The Jordanian king is a close U.S. ally and his nation has custodianship over the Al-Aqsa mosque compound in Jerusalem, a site holy to both Muslims and Jews, who refer to it as the Temple Mount. The area was the scene of violent confrontations between Israeli security forces and Palestinian worshippers during the last days of the Muslim fasting month of Ramadan in May.
Since 2008, more than 4,000 Palestinians have been killed in the conflicts, according to the U.N. While many were fighters for Hamas or other militant groups, more than half were civilians. On the Israeli side, the death toll from the four wars stands at 106, officials say.
UNITED NATIONS — The chair of Bosnia and Herzegovina’s presidency called upon the United Nations to uphold its commitment to human rights, citing ethnic inequality within his own country.
Željko Komšić is the Croat member of the western Balkan country’s presidency, which is shared between the country’s Croats, Bozniak Muslims and Serbs.
Komšić on Wednesday hailed bilateral and regional cooperation during the pandemic, saying neighbors provided aid before multilateral institutions did. But later in his speech, he spoke of neighbors’ intentions to annex parts of his country by fomenting ethnic tensions within.
Bosnia was the site of a bloody civil war in the 1990s that ended with the Dayton Peace Agreement. Komšić says the international agreement created complex institutions that make it difficult for the country to come to a political consensus that would allow it to move toward “a functioning state.”
He lambasted conditions that have created political, electoral and social inequality within his own country on ethnic and religious lines. In an address to the U.N. General Assembly on Tuesday, Croatia’s president also called for electoral reform in Bosnia, saying its Croats were marginalized.

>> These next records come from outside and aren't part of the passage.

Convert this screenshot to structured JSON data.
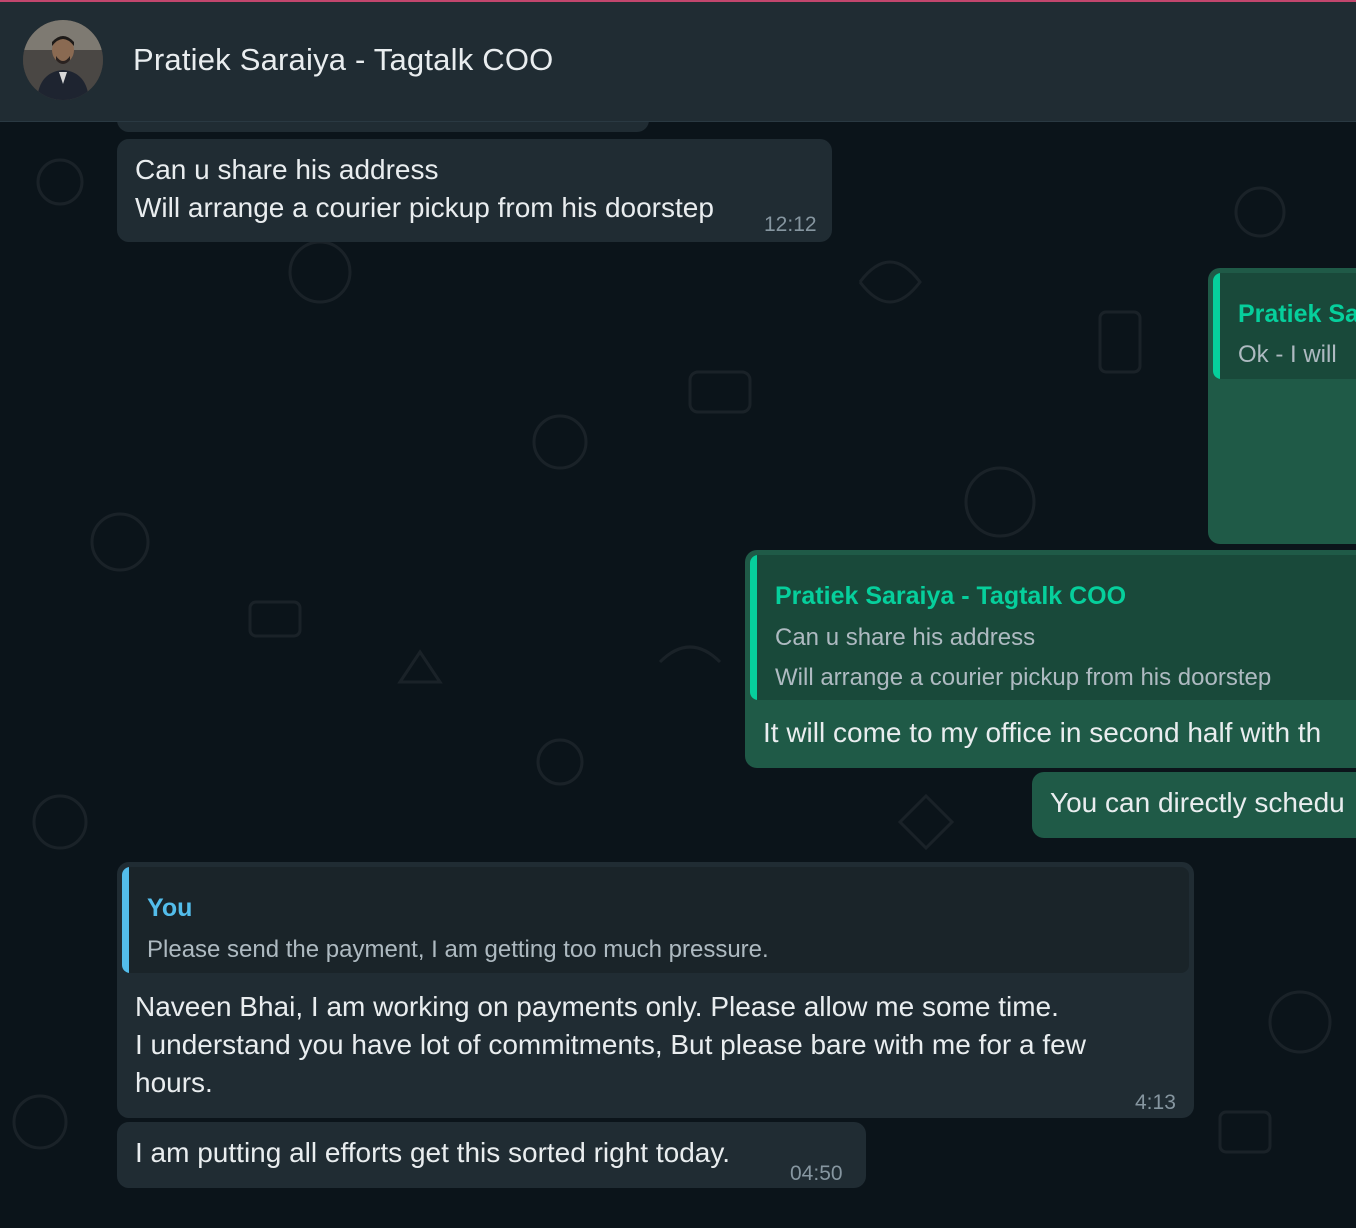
{
  "header": {
    "contact_name": "Pratiek Saraiya - Tagtalk COO",
    "avatar_icon": "profile-photo"
  },
  "messages": {
    "m1": {
      "lines": [
        "Can u share his address",
        "Will arrange a courier pickup from his doorstep"
      ],
      "time": "12:12"
    },
    "m2": {
      "quote_name": "Pratiek Sa",
      "quote_text": "Ok - I will"
    },
    "m3": {
      "quote_name": "Pratiek Saraiya - Tagtalk COO",
      "quote_lines": [
        "Can u share his address",
        "Will arrange a courier pickup from his doorstep"
      ],
      "body": "It will come to my office in second half with th"
    },
    "m4": {
      "body": "You can directly schedu"
    },
    "m5": {
      "quote_name": "You",
      "quote_text": "Please send the payment, I am getting too much pressure.",
      "lines": [
        "Naveen Bhai, I am working on payments only. Please allow me some time.",
        "I understand you have lot of commitments, But please bare with me for a few",
        "hours."
      ],
      "time": "4:13"
    },
    "m6": {
      "body": "I am putting all efforts get this sorted right today.",
      "time": "04:50"
    }
  },
  "colors": {
    "incoming_bubble": "#202c33",
    "outgoing_bubble": "#1f5a47",
    "quote_you_accent": "#53bdeb",
    "quote_contact_accent": "#06cf9c",
    "header_bg": "#202c33",
    "chat_bg": "#0b141a"
  }
}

Komšić bemoaned population outflows, saying a substantial segment of the population, including those of working age and with young families, have left Bosnia for better business and human rights opportunities. At the same time, Bosnia has received economic migrants from elsewhere. He says this combination has created additional social problems.
UNITED NATIONS — After two decades in Afghanistan, the United States should do more to help the country’s refugees, Turkish President Recep Tayyip Erdogan said in remarks aired Wednesday.
Turkey hosts the world’s largest refugee population – some 4 million, mostly Syrians – and has warned that it cannot accept any more arrivals from Afghanistan.
“Right now, the U.S. is failing to meet its obligations. We have more than 300,000 Afghan refugees and we will no longer be able to afford to welcome any more Afghan refugees in Turkey,” Erdogan said in a preview of a CBS interview due to be broadcast Sunday.
“Of course, the U.S. should do a lot and should invest a lot because the U.S. has been there for the last 20 years but why, why? First, these questions should be answered by the U.S.”
Afghan refugees have been fleeing their country since last month, when the Taliban swept back into power as U.S. forces prepared to withdraw from the country at the end of August.
A day earlier, Erdogan used his speech to the UN General Assembly in New York to warn of a potential wave of refugees sparked by climate change. Turkey is experiencing growing discontent at the levels of migration since the start of the Syrian conflict a decade ago.
The government is in the process of bolstering security on its eastern border with Iran, including a wall, amid fears that the Taliban’s rule could drive refugees, many trying to reach Europe, to Turkey’s frontier.